Flexibility to choose. A bundled solution often allows employers to choose the providers they wish to work with and the services they want to receive. Adding or removing a 3(38) fiduciary service, for instance, can easily be achieved. This isn’t true of the rigid PEP model.
Control of services. The vetting and recommendation of services and service providers is one of the primary functions of a retirement plan advisor. With a bundled solution, these roles remain with you. You can recommend dialing services up or down to fit the needs of your clients. This fluidity helps preserve the value you deliver to your retirement plan client relationships.
Cost levers. Recordkeepers, third-party administrators, and outsourced fiduciary services have assembled a chassis of products and services that are tested, tried and true, and don’t have to be created from scratch. Generally, recordkeepers can offer different pricing levers based on the number and depth of the services a retirement plan client chooses. This flexibility could make a bundled solution as price competitive as a PEP (if the low-cost pricing promise of PEPs comes to fruition).
Being a Trusted Guide
If you’re a retirement plan advisor who manages a corporate 401(k) plan for a small business client, it’s a good idea to compare the pros and cons of PEPs versus bundled solutions. Although a PEP might fall short in serving your client’s needs, the ready-to-go possibilities of a bundled package may provide them access to the critical services they’re looking for—and be offered through service providers you’re familiar with.

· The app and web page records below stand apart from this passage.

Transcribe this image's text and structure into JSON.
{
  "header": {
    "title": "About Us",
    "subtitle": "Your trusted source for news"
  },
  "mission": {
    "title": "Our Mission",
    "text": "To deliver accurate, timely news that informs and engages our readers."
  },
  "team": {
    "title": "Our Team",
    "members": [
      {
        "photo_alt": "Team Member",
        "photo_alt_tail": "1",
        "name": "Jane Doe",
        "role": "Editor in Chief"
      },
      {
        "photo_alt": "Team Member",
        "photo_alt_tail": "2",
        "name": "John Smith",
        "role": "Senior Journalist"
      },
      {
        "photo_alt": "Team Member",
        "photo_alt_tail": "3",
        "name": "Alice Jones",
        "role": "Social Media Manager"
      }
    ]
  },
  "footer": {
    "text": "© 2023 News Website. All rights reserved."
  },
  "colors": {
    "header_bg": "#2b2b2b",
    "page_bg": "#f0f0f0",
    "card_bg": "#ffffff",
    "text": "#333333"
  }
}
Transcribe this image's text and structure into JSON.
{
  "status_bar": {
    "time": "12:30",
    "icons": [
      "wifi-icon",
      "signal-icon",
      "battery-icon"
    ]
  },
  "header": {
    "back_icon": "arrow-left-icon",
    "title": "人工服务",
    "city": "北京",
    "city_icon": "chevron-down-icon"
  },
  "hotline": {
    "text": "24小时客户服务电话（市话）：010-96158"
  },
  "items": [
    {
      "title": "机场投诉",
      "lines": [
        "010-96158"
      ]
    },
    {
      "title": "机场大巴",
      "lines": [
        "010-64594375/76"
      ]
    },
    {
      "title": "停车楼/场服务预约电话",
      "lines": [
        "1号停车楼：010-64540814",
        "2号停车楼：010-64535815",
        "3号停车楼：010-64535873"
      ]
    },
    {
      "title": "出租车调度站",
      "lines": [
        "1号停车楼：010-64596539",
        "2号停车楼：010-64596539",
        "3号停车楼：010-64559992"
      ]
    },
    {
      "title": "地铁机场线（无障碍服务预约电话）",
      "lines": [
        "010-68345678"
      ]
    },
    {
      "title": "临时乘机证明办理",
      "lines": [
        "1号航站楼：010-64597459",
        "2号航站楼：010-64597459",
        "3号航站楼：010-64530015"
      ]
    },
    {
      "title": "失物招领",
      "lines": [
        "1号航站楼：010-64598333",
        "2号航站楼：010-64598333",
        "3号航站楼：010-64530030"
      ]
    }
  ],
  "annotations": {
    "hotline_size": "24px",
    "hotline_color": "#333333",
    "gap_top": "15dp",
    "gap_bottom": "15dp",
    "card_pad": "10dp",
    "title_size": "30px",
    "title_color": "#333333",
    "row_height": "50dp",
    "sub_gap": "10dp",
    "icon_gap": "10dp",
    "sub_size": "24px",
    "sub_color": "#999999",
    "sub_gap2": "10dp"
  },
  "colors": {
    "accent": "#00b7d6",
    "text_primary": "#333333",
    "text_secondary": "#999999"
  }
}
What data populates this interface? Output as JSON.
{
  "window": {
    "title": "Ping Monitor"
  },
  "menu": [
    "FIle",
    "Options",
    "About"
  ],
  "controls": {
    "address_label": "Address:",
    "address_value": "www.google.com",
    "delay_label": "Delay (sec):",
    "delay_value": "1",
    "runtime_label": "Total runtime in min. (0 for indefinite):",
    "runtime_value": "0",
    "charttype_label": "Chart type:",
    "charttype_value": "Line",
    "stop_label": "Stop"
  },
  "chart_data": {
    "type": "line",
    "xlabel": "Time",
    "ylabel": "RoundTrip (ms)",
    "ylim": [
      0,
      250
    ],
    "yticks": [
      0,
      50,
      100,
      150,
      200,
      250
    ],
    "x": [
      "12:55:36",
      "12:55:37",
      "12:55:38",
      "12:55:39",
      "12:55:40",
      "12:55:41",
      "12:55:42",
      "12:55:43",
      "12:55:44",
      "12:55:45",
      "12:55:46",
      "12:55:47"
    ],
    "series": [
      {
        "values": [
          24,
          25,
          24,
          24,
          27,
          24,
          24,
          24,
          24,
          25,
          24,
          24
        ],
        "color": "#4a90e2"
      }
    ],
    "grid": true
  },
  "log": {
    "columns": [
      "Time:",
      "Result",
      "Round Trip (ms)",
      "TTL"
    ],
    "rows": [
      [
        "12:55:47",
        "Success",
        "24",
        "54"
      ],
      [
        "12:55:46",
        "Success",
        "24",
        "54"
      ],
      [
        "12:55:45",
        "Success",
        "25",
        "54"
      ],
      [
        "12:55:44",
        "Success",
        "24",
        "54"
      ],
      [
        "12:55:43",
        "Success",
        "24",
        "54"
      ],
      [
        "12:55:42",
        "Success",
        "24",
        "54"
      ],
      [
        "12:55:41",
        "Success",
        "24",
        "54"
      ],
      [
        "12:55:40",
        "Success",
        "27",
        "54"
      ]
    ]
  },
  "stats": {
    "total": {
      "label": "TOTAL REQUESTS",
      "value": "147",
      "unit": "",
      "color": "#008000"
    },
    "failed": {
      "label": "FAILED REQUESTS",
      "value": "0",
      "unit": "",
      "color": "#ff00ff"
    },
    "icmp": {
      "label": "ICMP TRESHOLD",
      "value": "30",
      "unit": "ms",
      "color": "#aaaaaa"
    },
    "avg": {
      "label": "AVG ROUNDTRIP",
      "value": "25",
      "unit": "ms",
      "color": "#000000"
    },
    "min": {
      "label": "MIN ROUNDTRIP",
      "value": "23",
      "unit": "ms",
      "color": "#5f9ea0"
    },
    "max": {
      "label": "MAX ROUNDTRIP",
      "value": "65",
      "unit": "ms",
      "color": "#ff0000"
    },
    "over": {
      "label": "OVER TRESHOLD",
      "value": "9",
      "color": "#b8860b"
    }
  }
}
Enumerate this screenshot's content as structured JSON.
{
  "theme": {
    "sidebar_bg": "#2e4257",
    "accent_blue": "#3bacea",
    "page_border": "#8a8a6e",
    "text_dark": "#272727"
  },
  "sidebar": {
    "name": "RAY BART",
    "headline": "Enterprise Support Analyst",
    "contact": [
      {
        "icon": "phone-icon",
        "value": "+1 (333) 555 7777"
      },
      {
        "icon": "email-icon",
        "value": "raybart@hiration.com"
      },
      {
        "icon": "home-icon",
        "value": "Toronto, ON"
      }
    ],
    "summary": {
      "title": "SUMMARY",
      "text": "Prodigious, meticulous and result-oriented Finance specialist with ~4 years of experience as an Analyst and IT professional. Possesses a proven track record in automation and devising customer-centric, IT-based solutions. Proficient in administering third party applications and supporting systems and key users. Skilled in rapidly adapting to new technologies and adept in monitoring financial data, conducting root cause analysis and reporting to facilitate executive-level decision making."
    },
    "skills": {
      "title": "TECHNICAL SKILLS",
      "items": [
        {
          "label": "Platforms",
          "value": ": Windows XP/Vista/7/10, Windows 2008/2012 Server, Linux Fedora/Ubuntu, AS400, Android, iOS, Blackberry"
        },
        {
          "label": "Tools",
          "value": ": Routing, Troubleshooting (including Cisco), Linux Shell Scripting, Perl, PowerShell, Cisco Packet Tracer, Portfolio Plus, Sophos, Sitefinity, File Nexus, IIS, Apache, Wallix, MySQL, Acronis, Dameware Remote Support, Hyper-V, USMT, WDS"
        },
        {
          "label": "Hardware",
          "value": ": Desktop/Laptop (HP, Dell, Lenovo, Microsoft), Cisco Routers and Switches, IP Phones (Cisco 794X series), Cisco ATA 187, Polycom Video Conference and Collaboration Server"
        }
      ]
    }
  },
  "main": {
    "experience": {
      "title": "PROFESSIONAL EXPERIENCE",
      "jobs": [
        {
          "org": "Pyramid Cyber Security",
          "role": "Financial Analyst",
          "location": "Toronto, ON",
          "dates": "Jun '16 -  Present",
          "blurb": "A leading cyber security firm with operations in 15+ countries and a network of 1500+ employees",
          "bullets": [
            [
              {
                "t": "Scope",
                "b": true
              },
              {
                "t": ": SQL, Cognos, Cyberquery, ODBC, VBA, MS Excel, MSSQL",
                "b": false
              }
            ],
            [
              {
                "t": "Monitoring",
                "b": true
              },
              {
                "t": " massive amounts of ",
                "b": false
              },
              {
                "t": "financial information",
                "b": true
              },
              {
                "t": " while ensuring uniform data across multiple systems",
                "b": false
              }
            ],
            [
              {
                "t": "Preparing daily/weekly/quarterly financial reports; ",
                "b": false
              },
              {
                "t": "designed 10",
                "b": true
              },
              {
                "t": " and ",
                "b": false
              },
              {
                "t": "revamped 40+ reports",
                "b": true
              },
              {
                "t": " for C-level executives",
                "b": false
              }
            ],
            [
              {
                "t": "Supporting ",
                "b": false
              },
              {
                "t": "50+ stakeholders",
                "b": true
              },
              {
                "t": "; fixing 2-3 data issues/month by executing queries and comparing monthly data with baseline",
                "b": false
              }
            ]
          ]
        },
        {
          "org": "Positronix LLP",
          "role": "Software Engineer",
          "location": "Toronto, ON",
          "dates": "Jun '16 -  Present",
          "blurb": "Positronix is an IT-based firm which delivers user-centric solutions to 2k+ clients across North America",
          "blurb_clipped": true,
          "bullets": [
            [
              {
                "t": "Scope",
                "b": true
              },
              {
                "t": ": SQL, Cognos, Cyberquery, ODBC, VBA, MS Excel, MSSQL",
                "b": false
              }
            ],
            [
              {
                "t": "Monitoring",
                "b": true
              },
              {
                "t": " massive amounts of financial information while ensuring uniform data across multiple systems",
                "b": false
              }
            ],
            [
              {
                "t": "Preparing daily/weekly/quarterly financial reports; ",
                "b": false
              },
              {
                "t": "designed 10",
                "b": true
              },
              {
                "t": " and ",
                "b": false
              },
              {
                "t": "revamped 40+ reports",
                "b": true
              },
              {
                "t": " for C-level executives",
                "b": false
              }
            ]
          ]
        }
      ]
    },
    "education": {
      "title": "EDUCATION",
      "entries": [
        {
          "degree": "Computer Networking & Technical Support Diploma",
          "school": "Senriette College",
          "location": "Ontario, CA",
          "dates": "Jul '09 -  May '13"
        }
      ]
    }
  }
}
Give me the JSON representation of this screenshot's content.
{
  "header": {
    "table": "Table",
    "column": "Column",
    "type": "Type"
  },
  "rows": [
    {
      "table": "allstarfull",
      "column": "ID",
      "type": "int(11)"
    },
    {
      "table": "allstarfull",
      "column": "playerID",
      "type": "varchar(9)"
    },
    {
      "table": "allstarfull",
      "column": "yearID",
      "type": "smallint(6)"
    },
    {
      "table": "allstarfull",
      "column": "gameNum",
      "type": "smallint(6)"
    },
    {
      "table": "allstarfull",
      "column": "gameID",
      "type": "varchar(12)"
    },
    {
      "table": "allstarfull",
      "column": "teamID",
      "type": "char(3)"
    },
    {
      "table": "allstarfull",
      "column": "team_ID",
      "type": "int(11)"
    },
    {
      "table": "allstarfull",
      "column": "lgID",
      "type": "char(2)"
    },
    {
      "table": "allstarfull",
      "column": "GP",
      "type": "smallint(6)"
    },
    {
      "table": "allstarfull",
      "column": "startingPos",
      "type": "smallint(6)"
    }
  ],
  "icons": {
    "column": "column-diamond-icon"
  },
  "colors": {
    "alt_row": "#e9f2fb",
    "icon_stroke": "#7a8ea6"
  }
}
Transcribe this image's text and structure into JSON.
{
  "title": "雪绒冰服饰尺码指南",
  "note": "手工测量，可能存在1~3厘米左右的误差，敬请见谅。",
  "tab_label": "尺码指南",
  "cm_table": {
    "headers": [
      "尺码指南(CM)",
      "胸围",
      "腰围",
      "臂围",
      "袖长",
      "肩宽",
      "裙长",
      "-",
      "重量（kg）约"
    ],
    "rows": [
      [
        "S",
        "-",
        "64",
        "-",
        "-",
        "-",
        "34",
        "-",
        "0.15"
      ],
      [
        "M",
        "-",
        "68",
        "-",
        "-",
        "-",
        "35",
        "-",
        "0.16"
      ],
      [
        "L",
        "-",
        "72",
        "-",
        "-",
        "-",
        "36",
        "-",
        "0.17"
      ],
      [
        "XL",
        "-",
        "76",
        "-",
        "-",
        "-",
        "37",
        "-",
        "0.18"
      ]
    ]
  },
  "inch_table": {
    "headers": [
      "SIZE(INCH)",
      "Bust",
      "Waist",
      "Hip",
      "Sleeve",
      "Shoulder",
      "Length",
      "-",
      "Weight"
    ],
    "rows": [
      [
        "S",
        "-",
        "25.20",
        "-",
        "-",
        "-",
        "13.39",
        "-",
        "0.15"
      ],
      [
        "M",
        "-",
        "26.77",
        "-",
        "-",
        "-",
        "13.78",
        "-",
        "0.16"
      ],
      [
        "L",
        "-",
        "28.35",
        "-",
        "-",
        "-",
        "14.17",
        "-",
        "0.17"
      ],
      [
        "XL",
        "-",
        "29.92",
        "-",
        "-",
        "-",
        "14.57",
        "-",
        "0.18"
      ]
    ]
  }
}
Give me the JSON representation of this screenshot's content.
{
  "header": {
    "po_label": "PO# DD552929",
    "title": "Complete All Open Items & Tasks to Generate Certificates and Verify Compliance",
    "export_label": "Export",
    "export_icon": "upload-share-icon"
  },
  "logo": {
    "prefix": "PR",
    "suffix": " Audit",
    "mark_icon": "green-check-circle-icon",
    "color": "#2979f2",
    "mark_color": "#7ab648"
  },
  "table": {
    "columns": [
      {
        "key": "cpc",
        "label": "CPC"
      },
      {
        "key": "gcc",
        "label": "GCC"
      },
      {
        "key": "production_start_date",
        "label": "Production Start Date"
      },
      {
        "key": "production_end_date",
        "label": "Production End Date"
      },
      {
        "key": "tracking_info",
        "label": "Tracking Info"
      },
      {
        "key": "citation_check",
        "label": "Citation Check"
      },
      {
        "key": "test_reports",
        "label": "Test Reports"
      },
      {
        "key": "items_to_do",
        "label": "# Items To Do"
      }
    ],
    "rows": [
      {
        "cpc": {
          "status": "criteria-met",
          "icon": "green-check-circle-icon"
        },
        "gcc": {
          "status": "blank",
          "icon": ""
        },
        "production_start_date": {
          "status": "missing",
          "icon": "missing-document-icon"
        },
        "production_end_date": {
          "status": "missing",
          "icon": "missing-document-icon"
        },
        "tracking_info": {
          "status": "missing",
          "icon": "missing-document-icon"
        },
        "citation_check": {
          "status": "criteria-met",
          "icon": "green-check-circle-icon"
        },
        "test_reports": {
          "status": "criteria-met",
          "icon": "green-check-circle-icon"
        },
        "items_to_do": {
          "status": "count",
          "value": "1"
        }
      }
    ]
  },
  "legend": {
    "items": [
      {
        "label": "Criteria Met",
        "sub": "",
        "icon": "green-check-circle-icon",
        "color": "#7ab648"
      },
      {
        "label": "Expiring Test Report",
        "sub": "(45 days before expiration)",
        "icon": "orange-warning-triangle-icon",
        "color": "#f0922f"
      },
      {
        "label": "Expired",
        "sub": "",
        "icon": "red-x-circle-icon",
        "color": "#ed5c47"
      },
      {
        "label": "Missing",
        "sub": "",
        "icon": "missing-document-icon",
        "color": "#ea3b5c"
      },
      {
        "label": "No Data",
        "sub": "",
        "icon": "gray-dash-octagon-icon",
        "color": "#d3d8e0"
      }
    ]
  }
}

This can be a win-win, enabling you to simplify their fiduciary responsibilities, while helping you solidify your position as a trusted consultant.
This material is for educational purposes only and is not intended to provide specific advice.